|Photo by Paulo Fenalti (Flickr)|
short-tailed antthrush (en); tovaca-campainha (pt); tétéma flambé (fr); tovacá colicorto (es); streifenbrust-ameisendrossel (de)
This species is found in two disjunct areas, one from central and northern Venezuela and along the eastern slopes of the Andes down to Bolivia, and another in south-eastern and southern Brazil, Paraguay and marginally into northern Argentina.
These birds are 20 cm long and weigh about 70 g.
The short-tailed antthrush is mostly found in tropical rainforests, especially in mountainous areas, but also in some dry tropical forests. They are present at altitudes of 50-1.800 m.
They hunt insects and other invertebrates on the ground, occasionally also following army ant swarms to hunt the invertebrates flushed by the ants.
Short-tailed antthrushes nest in a deep tree cavity, lined with green leaves, up to 2 m above the ground. The female lays 3 white eggs and there is no information regarding the length of the incubation period. The chicks fledge 16-19 days after hatching.
IUCN status - LC (Least Concern)

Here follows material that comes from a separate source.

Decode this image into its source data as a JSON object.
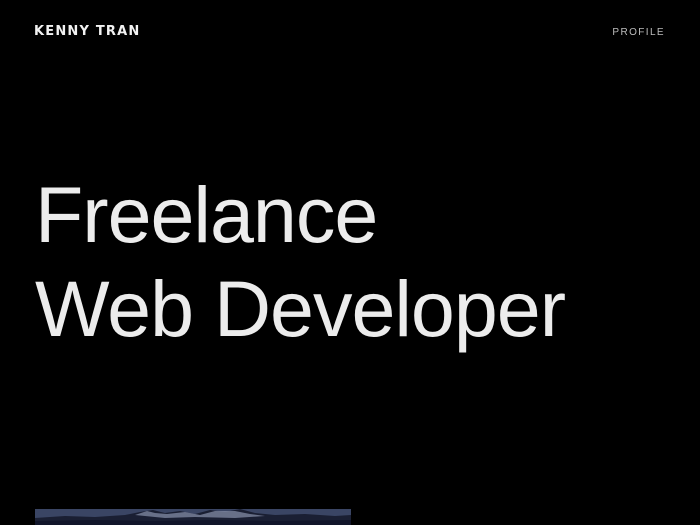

This species has a very large breeding range and is described as fairly common. The population is suspected to be stable in the absence of evidence for any declines or substantial threats.